_WORK INSTRUCTIONS:_
Skip every image and restate the data word for word.

_RECORDS FOR THIS TASK:_
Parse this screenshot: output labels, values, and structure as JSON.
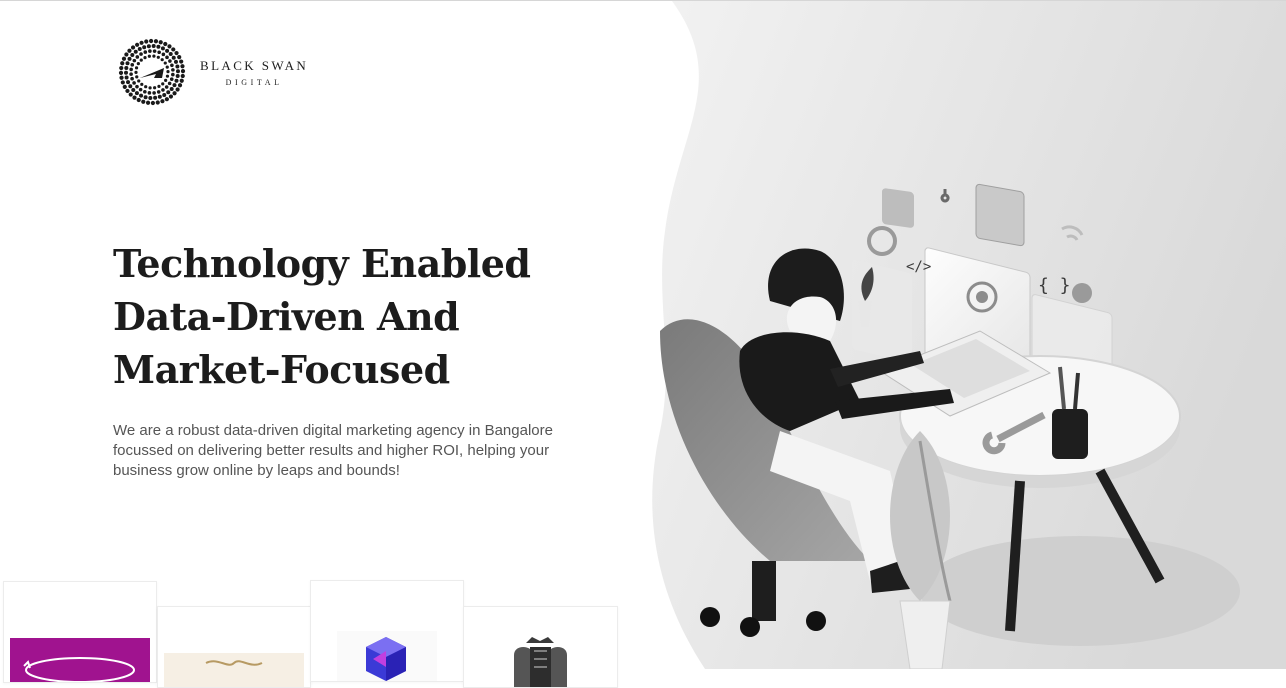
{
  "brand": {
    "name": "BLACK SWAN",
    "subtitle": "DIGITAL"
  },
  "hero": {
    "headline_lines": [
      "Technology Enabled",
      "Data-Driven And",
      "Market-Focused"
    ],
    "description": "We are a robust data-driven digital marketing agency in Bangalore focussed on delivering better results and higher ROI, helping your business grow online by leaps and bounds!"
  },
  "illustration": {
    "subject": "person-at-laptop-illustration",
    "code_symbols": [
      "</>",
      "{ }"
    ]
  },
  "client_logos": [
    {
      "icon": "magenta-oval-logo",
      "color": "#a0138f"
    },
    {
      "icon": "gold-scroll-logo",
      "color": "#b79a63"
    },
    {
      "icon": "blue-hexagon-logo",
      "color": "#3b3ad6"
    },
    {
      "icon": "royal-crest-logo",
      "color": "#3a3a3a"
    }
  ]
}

_SOLUTION TO THIS TASK:_
Parse this screenshot: output labels, values, and structure as JSON.
{
  "brand": {
    "name": "BLACK SWAN",
    "subtitle": "DIGITAL"
  },
  "hero": {
    "headline_lines": [
      "Technology Enabled",
      "Data-Driven And",
      "Market-Focused"
    ],
    "description": "We are a robust data-driven digital marketing agency in Bangalore focussed on delivering better results and higher ROI, helping your business grow online by leaps and bounds!"
  },
  "illustration": {
    "subject": "person-at-laptop-illustration",
    "code_symbols": [
      "</>",
      "{ }"
    ]
  },
  "client_logos": [
    {
      "icon": "magenta-oval-logo",
      "color": "#a0138f"
    },
    {
      "icon": "gold-scroll-logo",
      "color": "#b79a63"
    },
    {
      "icon": "blue-hexagon-logo",
      "color": "#3b3ad6"
    },
    {
      "icon": "royal-crest-logo",
      "color": "#3a3a3a"
    }
  ]
}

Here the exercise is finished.